Has the fact that you are so independent impacted on playing live? I know you played live sporadically many years ago (and indeed I still have the live DVD on my shelf): was the work and cost therein just too much to bear, or did you just prefer remaining a studio project?
It’s hard to say exactly why we didn’t do any more live shows. I don’t know if its’ because we’re independent…I just remember that after our El Rey DVD show, we were the last ones there, and I was trying to get all of the racks and gear in the back of the truck, killing my back.
It would be nice if there was more help, I guess for the whole loading and unloading thing. You never know…maybe if we decided to just do it on a smaller scale?

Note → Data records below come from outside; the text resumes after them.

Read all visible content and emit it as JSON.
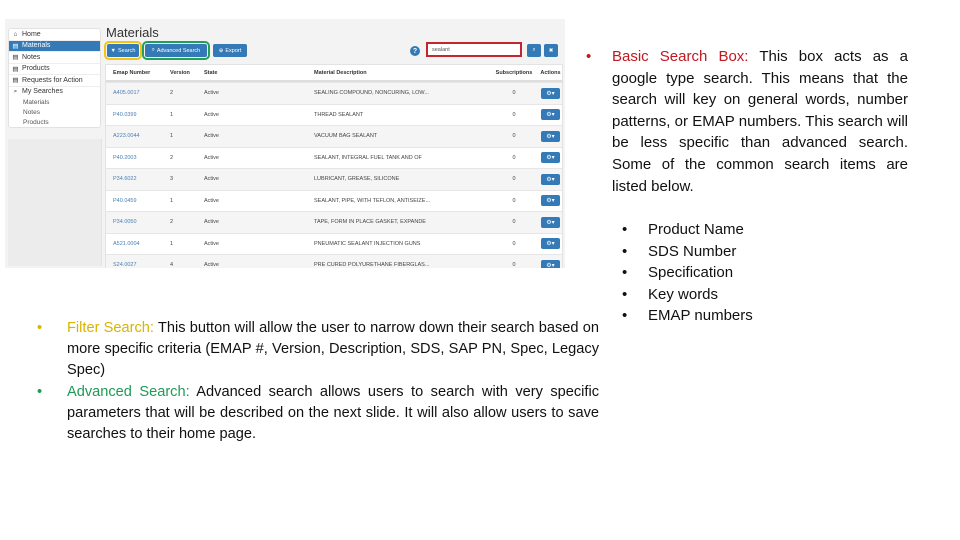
{
  "app": {
    "sidebar": {
      "items": [
        {
          "icon": "home-icon",
          "glyph": "⌂",
          "label": "Home",
          "active": false
        },
        {
          "icon": "document-icon",
          "glyph": "▤",
          "label": "Materials",
          "active": true
        },
        {
          "icon": "document-icon",
          "glyph": "▤",
          "label": "Notes",
          "active": false
        },
        {
          "icon": "document-icon",
          "glyph": "▤",
          "label": "Products",
          "active": false
        },
        {
          "icon": "document-icon",
          "glyph": "▤",
          "label": "Requests for Action",
          "active": false
        }
      ],
      "my_searches": {
        "glyph": "⌕",
        "label": "My Searches",
        "items": [
          "Materials",
          "Notes",
          "Products"
        ]
      }
    },
    "page_title": "Materials",
    "toolbar": {
      "search_label": "Search",
      "search_glyph": "▼",
      "advanced_label": "Advanced Search",
      "advanced_glyph": "⌕",
      "export_label": "Export",
      "export_glyph": "⊕",
      "help_glyph": "?",
      "search_value": "sealant",
      "go_glyph": "⌕",
      "clear_glyph": "✖"
    },
    "table": {
      "headers": [
        "Emap Number",
        "Version",
        "State",
        "Material Description",
        "Subscriptions",
        "Actions"
      ],
      "action_glyph": "⚙▾",
      "rows": [
        {
          "emap": "A405.0017",
          "version": "2",
          "state": "Active",
          "description": "SEALING COMPOUND, NONCURING, LOW...",
          "subs": "0"
        },
        {
          "emap": "P40.0399",
          "version": "1",
          "state": "Active",
          "description": "THREAD SEALANT",
          "subs": "0"
        },
        {
          "emap": "A223.0044",
          "version": "1",
          "state": "Active",
          "description": "VACUUM BAG SEALANT",
          "subs": "0"
        },
        {
          "emap": "P40.2003",
          "version": "2",
          "state": "Active",
          "description": "SEALANT, INTEGRAL FUEL TANK AND OF",
          "subs": "0"
        },
        {
          "emap": "P34.6022",
          "version": "3",
          "state": "Active",
          "description": "LUBRICANT, GREASE, SILICONE",
          "subs": "0"
        },
        {
          "emap": "P40.0459",
          "version": "1",
          "state": "Active",
          "description": "SEALANT, PIPE, WITH TEFLON, ANTISEIZE...",
          "subs": "0"
        },
        {
          "emap": "P34.0050",
          "version": "2",
          "state": "Active",
          "description": "TAPE, FORM IN PLACE GASKET, EXPANDE",
          "subs": "0"
        },
        {
          "emap": "A521.0004",
          "version": "1",
          "state": "Active",
          "description": "PNEUMATIC SEALANT INJECTION GUNS",
          "subs": "0"
        },
        {
          "emap": "S24.0027",
          "version": "4",
          "state": "Active",
          "description": "PRE CURED POLYURETHANE FIBERGLAS...",
          "subs": "0"
        }
      ]
    }
  },
  "slide": {
    "bullet_glyph": "•",
    "basic": {
      "term": "Basic Search Box:",
      "text": " This box acts as a google type search. This means that the search will key on general words, number patterns, or EMAP numbers. This search will be less specific than advanced search. Some of the common search items are listed below."
    },
    "common_items": [
      "Product Name",
      "SDS Number",
      "Specification",
      "Key words",
      "EMAP numbers"
    ],
    "filter": {
      "term": "Filter Search:",
      "text": " This button will allow the user to narrow down their search based on more specific criteria (EMAP #, Version, Description, SDS, SAP PN, Spec, Legacy Spec)"
    },
    "advanced": {
      "term": "Advanced Search:",
      "text": " Advanced search allows users to search with very specific parameters that will be described on the next slide. It will also allow users to save searches to their home page."
    },
    "colors": {
      "basic": "#c0181f",
      "filter": "#d8b400",
      "advanced": "#1f9a55",
      "highlight_filter": "#f2c318",
      "highlight_advanced": "#22a05a",
      "highlight_basic": "#c1272d",
      "primary_button": "#337ab7"
    }
  }
}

For me, I am a creative addict – so as soon as I am finished something, I want to make the next thing. It is the thing that drives me, so anything that is not making something new is taking me away from that. I feel that an artist is not always necessarily an entertainer. I want to make art – but the thought of entertaining although exhilarating can also feel like pressure. I was glad we got to do it after so many years, and if things had lined up, you never know. I also run my own design business which I love as well, and it keeps me very busy, so technically I am always creating and that is the way I like it.
I was fascinated by the quote that Karin sent out with the pre-release info for “Notes From The Universe”. “The album is like getting a postcard from the Universe. It centers around the perspective that we are all a small part of a much larger entity. I certainly do not have all the answers, but I do have to ask the questions.” If you were to meet the personification of that “larger entity”, what would you ask?
What wouldn’t I ask. The fact that we exist at all is just mesmerizing to me, and I do not take it for granted. I find nature, and then the grand scale of the Universe so fascinating how it all works together. How brilliant and beautiful nature is and how immense the Universe is. I find both of these things really put life in perspective for me, and I am just grateful to be a very small part of it. I actually do not like to necessarily know the answers though: for example, if I could go to a fortune teller and they could tell me my future, I would not want to know. I like to spend my energy creating and being the best human that I can. I find magic in the possibilities. I am not sure if I have a purpose, but I like to think that my actions can help others, and that makes me feel good. For me, life is best when you get to design it yourself.
Notes From The Universe is out now